(ASSIGNMENT) Among the entries below, find each line holding "arrow" and return it.

_ _ _

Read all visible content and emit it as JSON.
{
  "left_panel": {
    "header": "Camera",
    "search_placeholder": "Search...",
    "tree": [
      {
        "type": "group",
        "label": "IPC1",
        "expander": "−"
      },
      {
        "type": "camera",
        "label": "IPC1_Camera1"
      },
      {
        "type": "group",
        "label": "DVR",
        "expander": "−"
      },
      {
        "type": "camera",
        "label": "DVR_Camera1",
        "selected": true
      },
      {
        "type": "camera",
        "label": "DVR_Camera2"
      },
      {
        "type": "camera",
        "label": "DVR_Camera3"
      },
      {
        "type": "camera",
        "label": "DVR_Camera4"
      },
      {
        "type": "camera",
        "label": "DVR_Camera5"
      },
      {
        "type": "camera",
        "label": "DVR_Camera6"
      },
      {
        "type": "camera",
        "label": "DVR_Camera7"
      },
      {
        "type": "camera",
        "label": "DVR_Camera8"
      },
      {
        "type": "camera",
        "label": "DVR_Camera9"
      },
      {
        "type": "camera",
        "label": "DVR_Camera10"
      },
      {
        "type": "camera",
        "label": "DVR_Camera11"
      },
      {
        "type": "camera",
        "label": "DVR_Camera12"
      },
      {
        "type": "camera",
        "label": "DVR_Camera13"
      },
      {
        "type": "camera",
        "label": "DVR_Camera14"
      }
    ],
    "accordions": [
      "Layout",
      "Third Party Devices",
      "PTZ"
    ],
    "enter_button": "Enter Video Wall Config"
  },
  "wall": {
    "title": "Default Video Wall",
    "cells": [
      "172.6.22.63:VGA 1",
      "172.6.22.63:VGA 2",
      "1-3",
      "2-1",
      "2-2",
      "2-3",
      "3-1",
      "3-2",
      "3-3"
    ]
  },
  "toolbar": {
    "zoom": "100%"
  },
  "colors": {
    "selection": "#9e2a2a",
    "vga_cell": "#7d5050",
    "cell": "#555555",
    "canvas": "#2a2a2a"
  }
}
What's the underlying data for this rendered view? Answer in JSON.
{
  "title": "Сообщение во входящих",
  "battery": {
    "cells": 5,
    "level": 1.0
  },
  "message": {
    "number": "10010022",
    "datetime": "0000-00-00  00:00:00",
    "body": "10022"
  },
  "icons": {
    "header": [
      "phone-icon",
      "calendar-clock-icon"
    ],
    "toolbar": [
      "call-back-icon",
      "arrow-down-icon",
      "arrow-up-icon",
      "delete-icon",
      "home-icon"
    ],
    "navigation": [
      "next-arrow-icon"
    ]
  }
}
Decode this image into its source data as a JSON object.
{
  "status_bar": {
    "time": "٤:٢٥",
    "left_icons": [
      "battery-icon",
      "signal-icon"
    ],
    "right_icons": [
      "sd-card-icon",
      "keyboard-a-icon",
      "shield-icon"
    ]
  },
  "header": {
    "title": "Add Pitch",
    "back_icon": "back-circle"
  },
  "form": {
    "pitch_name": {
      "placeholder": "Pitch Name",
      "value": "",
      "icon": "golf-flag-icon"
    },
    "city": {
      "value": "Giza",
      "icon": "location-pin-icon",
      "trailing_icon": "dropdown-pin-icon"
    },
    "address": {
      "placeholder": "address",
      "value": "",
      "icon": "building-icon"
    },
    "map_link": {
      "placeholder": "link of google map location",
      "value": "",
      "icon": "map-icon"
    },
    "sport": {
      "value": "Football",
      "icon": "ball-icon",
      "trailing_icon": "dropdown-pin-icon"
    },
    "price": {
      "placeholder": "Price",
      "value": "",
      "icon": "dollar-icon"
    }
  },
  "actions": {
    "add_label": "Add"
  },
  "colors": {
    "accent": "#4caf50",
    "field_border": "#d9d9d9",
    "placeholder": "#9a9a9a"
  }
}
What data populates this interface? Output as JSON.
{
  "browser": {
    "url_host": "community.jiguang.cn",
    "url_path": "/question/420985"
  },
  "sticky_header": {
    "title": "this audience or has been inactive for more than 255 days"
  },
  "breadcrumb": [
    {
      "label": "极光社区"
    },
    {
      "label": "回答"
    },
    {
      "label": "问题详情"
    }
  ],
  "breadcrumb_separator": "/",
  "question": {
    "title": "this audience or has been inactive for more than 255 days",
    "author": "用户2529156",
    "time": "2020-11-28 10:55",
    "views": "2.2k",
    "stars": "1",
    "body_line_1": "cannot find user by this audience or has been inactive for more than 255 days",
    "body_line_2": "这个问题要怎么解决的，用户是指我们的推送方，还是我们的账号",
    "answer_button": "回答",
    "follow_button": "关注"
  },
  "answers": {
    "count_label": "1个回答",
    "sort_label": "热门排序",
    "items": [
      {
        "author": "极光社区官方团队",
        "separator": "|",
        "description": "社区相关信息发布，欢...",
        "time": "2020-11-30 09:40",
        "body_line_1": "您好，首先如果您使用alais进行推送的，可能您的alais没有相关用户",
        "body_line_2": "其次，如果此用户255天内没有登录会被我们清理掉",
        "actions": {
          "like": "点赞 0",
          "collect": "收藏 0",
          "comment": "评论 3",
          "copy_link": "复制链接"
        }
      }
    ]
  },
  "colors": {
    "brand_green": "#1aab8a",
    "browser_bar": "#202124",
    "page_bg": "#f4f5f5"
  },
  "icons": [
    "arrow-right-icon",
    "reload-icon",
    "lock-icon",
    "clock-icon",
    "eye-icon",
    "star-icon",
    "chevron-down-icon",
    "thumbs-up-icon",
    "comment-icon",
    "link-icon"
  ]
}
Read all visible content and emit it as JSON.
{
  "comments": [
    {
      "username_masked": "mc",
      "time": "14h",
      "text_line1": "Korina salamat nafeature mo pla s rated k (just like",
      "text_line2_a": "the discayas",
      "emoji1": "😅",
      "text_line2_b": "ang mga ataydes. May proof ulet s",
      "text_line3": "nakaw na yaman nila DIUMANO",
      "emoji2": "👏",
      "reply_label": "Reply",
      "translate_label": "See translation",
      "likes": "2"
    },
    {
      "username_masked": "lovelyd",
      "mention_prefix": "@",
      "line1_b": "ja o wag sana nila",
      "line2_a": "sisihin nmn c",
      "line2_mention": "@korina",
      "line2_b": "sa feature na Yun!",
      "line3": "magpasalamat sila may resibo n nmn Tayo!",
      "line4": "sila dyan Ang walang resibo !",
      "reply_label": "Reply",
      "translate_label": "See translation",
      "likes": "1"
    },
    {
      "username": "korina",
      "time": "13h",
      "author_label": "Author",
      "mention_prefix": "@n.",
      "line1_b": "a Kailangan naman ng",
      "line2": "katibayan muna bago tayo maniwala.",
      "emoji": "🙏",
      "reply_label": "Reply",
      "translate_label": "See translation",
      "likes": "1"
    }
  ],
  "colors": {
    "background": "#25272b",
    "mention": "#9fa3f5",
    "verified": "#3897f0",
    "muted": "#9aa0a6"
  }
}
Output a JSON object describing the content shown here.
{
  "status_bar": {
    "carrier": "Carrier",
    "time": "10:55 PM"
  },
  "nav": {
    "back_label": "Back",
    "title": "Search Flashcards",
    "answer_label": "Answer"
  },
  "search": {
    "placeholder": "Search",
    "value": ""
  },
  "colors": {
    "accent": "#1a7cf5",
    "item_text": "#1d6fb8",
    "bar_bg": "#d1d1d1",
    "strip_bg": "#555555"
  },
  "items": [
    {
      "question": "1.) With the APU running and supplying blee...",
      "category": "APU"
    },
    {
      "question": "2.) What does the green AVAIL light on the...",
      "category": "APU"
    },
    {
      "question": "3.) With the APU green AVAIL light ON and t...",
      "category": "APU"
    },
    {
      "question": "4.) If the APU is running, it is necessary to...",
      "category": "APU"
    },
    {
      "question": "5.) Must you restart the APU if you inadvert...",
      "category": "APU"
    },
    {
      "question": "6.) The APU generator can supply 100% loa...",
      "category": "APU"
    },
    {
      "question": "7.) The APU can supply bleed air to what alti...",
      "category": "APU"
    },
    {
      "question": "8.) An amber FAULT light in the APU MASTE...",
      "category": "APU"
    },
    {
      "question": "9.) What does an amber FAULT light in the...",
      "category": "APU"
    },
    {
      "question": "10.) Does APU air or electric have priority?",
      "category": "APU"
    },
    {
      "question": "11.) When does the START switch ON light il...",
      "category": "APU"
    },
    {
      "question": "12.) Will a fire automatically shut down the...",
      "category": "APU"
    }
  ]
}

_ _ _

(RESULT OF THE EXERCISE)
      "arrow-down-icon",
      "arrow-up-icon",
      "next-arrow-icon"
    "arrow-right-icon",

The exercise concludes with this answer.